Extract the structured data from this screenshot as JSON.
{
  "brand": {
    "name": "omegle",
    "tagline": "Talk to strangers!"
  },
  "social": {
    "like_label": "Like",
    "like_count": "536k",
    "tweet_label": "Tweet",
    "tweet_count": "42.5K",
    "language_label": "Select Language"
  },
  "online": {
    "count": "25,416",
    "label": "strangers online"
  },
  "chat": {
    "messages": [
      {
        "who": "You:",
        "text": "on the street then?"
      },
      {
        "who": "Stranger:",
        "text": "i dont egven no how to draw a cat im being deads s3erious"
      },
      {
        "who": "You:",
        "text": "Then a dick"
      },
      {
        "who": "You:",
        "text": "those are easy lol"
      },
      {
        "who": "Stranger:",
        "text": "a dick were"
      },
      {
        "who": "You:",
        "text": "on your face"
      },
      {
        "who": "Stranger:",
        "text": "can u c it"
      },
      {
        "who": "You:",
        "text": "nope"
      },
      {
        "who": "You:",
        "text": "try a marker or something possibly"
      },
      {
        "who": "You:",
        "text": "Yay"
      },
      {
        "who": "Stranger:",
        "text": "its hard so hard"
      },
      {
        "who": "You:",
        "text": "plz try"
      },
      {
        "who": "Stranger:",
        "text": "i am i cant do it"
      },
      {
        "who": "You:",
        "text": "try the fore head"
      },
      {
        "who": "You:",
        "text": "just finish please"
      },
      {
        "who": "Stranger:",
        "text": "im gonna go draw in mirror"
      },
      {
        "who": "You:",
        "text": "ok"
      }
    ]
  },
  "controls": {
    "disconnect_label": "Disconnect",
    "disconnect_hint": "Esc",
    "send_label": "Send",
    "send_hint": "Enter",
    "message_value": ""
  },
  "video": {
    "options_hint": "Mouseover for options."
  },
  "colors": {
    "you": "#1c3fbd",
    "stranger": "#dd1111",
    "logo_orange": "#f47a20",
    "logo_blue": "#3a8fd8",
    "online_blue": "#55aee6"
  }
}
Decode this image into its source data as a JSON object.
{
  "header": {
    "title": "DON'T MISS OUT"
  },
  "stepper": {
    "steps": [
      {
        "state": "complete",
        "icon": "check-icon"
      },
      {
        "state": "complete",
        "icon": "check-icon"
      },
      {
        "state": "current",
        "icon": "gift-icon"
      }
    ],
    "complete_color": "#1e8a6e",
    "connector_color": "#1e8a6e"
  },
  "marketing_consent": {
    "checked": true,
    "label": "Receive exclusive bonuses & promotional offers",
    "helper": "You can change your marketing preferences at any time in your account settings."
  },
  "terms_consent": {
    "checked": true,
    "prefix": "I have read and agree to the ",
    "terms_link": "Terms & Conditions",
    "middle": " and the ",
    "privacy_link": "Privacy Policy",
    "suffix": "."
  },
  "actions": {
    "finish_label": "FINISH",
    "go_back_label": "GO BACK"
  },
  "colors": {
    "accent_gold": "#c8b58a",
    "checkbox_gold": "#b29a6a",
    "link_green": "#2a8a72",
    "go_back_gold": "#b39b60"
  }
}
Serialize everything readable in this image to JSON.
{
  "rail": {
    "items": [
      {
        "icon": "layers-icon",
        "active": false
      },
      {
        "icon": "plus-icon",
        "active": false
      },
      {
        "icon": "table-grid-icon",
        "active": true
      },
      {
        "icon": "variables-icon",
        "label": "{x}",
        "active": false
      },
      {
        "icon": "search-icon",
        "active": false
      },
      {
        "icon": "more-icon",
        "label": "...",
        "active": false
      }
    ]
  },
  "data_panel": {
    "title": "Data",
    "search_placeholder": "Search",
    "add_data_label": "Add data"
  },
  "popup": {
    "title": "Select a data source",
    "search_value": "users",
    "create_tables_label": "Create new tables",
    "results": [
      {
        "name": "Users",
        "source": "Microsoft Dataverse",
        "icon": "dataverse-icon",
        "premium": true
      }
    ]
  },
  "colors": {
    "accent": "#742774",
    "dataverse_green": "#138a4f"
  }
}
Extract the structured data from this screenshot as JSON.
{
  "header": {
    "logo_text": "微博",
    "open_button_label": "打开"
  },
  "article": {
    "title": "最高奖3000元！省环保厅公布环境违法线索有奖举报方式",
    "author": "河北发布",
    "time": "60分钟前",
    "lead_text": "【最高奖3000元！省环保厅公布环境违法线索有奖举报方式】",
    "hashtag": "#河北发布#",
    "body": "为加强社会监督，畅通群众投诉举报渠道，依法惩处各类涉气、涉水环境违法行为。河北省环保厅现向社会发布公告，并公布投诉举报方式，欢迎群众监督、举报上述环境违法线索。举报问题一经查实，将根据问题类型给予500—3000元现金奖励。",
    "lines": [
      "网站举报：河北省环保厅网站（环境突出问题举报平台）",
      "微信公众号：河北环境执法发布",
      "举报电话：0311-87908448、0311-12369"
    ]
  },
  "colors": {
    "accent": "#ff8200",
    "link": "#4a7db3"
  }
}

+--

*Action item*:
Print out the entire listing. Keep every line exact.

*Task answer*:
Extract the structured data from this screenshot as JSON.
{
  "brand": {
    "name": "omegle",
    "tagline": "Talk to strangers!"
  },
  "social": {
    "like_label": "Like",
    "like_count": "536k",
    "tweet_label": "Tweet",
    "tweet_count": "42.5K",
    "language_label": "Select Language"
  },
  "online": {
    "count": "25,416",
    "label": "strangers online"
  },
  "chat": {
    "messages": [
      {
        "who": "You:",
        "text": "on the street then?"
      },
      {
        "who": "Stranger:",
        "text": "i dont egven no how to draw a cat im being deads s3erious"
      },
      {
        "who": "You:",
        "text": "Then a dick"
      },
      {
        "who": "You:",
        "text": "those are easy lol"
      },
      {
        "who": "Stranger:",
        "text": "a dick were"
      },
      {
        "who": "You:",
        "text": "on your face"
      },
      {
        "who": "Stranger:",
        "text": "can u c it"
      },
      {
        "who": "You:",
        "text": "nope"
      },
      {
        "who": "You:",
        "text": "try a marker or something possibly"
      },
      {
        "who": "You:",
        "text": "Yay"
      },
      {
        "who": "Stranger:",
        "text": "its hard so hard"
      },
      {
        "who": "You:",
        "text": "plz try"
      },
      {
        "who": "Stranger:",
        "text": "i am i cant do it"
      },
      {
        "who": "You:",
        "text": "try the fore head"
      },
      {
        "who": "You:",
        "text": "just finish please"
      },
      {
        "who": "Stranger:",
        "text": "im gonna go draw in mirror"
      },
      {
        "who": "You:",
        "text": "ok"
      }
    ]
  },
  "controls": {
    "disconnect_label": "Disconnect",
    "disconnect_hint": "Esc",
    "send_label": "Send",
    "send_hint": "Enter",
    "message_value": ""
  },
  "video": {
    "options_hint": "Mouseover for options."
  },
  "colors": {
    "you": "#1c3fbd",
    "stranger": "#dd1111",
    "logo_orange": "#f47a20",
    "logo_blue": "#3a8fd8",
    "online_blue": "#55aee6"
  }
}
Decode this image into its source data as a JSON object.
{
  "header": {
    "title": "DON'T MISS OUT"
  },
  "stepper": {
    "steps": [
      {
        "state": "complete",
        "icon": "check-icon"
      },
      {
        "state": "complete",
        "icon": "check-icon"
      },
      {
        "state": "current",
        "icon": "gift-icon"
      }
    ],
    "complete_color": "#1e8a6e",
    "connector_color": "#1e8a6e"
  },
  "marketing_consent": {
    "checked": true,
    "label": "Receive exclusive bonuses & promotional offers",
    "helper": "You can change your marketing preferences at any time in your account settings."
  },
  "terms_consent": {
    "checked": true,
    "prefix": "I have read and agree to the ",
    "terms_link": "Terms & Conditions",
    "middle": " and the ",
    "privacy_link": "Privacy Policy",
    "suffix": "."
  },
  "actions": {
    "finish_label": "FINISH",
    "go_back_label": "GO BACK"
  },
  "colors": {
    "accent_gold": "#c8b58a",
    "checkbox_gold": "#b29a6a",
    "link_green": "#2a8a72",
    "go_back_gold": "#b39b60"
  }
}
Serialize everything readable in this image to JSON.
{
  "rail": {
    "items": [
      {
        "icon": "layers-icon",
        "active": false
      },
      {
        "icon": "plus-icon",
        "active": false
      },
      {
        "icon": "table-grid-icon",
        "active": true
      },
      {
        "icon": "variables-icon",
        "label": "{x}",
        "active": false
      },
      {
        "icon": "search-icon",
        "active": false
      },
      {
        "icon": "more-icon",
        "label": "...",
        "active": false
      }
    ]
  },
  "data_panel": {
    "title": "Data",
    "search_placeholder": "Search",
    "add_data_label": "Add data"
  },
  "popup": {
    "title": "Select a data source",
    "search_value": "users",
    "create_tables_label": "Create new tables",
    "results": [
      {
        "name": "Users",
        "source": "Microsoft Dataverse",
        "icon": "dataverse-icon",
        "premium": true
      }
    ]
  },
  "colors": {
    "accent": "#742774",
    "dataverse_green": "#138a4f"
  }
}
Extract the structured data from this screenshot as JSON.
{
  "header": {
    "logo_text": "微博",
    "open_button_label": "打开"
  },
  "article": {
    "title": "最高奖3000元！省环保厅公布环境违法线索有奖举报方式",
    "author": "河北发布",
    "time": "60分钟前",
    "lead_text": "【最高奖3000元！省环保厅公布环境违法线索有奖举报方式】",
    "hashtag": "#河北发布#",
    "body": "为加强社会监督，畅通群众投诉举报渠道，依法惩处各类涉气、涉水环境违法行为。河北省环保厅现向社会发布公告，并公布投诉举报方式，欢迎群众监督、举报上述环境违法线索。举报问题一经查实，将根据问题类型给予500—3000元现金奖励。",
    "lines": [
      "网站举报：河北省环保厅网站（环境突出问题举报平台）",
      "微信公众号：河北环境执法发布",
      "举报电话：0311-87908448、0311-12369"
    ]
  },
  "colors": {
    "accent": "#ff8200",
    "link": "#4a7db3"
  }
}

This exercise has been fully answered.